I asked: “What does Duck Soup mean to you?”
“Well, in Spanish Sopa de Ganso means a mixture of fools. Is that what it means in English?”
“Well Groucho said that if you take two turkeys, one goose, four cabbages, but no duck, and mix them together. After one taste, you will duck soup for the rest of your life.”
Juan looked blankly at me. I asked him: “Why do you think Loja appears in the film?”
“There are theories about location hunters and American tourists, but no-one seems really sure. Have you heard the Omar theory?”
“No. José Val Del Omar. He was a filmmaker born in Granada, but of Lojeño parents. He was a member of the Generation of 27, a contemporary of Lorca and the inventor of the Zoom Lens.”
He paused for effect.

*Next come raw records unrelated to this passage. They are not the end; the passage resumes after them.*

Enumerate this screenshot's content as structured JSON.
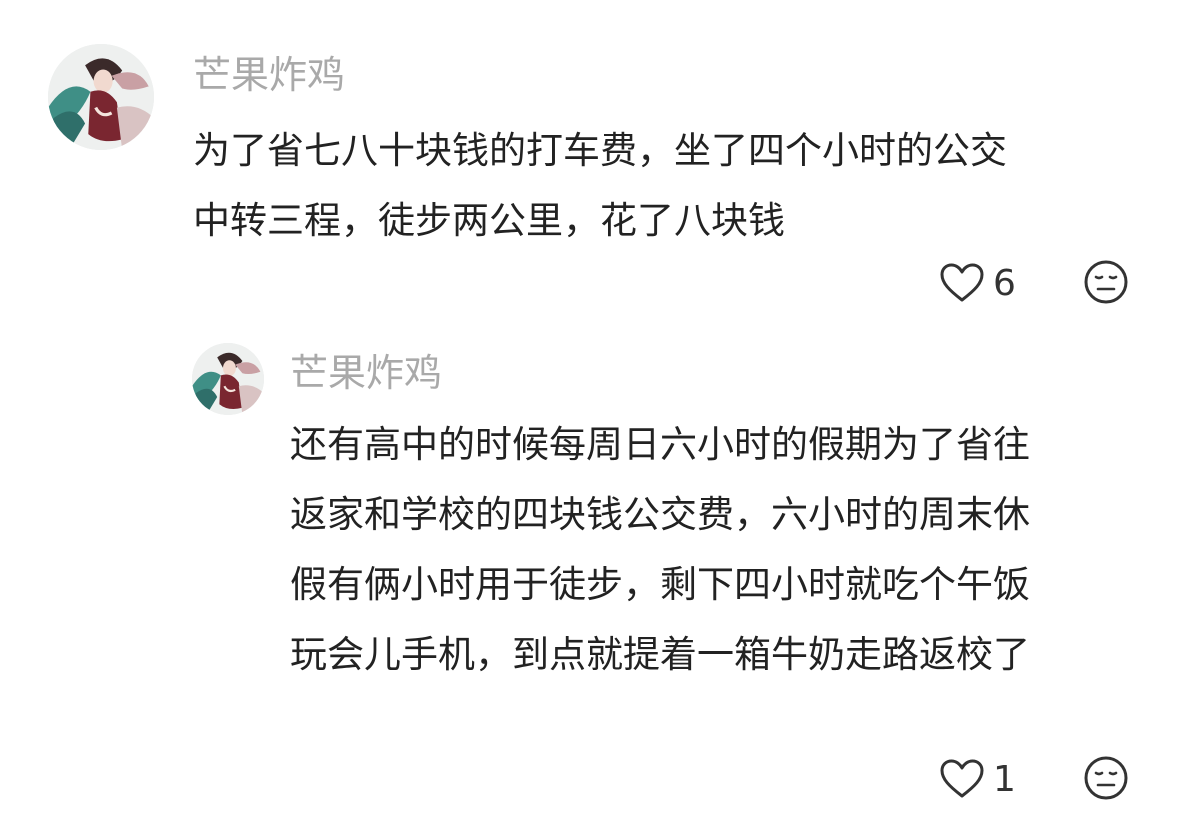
{
  "comments": [
    {
      "username": "芒果炸鸡",
      "avatar_icon": "anime-character-avatar",
      "text_lines": [
        "为了省七八十块钱的打车费，坐了四个小时的公交",
        "中转三程，徒步两公里，花了八块钱"
      ],
      "like_count": "6",
      "like_icon": "heart-outline-icon",
      "reaction_icon": "neutral-face-icon"
    },
    {
      "username": "芒果炸鸡",
      "avatar_icon": "anime-character-avatar",
      "text_lines": [
        "还有高中的时候每周日六小时的假期为了省往",
        "返家和学校的四块钱公交费，六小时的周末休",
        "假有俩小时用于徒步，剩下四小时就吃个午饭",
        "玩会儿手机，到点就提着一箱牛奶走路返校了"
      ],
      "like_count": "1",
      "like_icon": "heart-outline-icon",
      "reaction_icon": "neutral-face-icon"
    }
  ],
  "colors": {
    "username": "#a9a9a9",
    "text": "#222222",
    "icon": "#333333",
    "background": "#ffffff"
  }
}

I looked blankly back at him.
“Anyway, it was said that Val Del Omar had a special relationship with Kodak in the US and in exchange for sending them images of Andalucía he received free blank film for his experimental recordings.”
“And one of those images was Loja?”
“It is a theory.”
I lent towards Juan and asked: “Does the town hall know that Sylvania – or Loja – was a petty dictator state prepared to go to war over Mrs Teasdale’s riches?”
“And that Italian dictator Benito Mussolini banned the film from Italy because he thought it was a direct attack on him. Did Franco not feel similarly targetted?”
“Well, it was released during the Second Republic so…”
“But was it shown after the Civil War?”
“I would have thought so as Franco was more concerned with censoring images of sexuality or blasphemy rather than comedy films.”
As I stood up to leave Juan added: “Did you know that in the first script Sylvania was called Amnesia?”
I paused at the door and looked back. “No. But I can see why.”
Juan replied with a blank look.
I strolled back to the Mirador and Los Hermanos Marx. Nothing seemed certain, least of all the various histories of Amnesia. There is a moment in Duck Soup when Groucho considers whether to go to war because his principles have been violated:
“These are my principles,” he says to the Ambassaor of Sylvania. “If you don’t like them, I have others.”
I smiled. Some things were worth remembering. Our political leaders could do a lot worse than listen again to the ramblings of RufusT Firefly.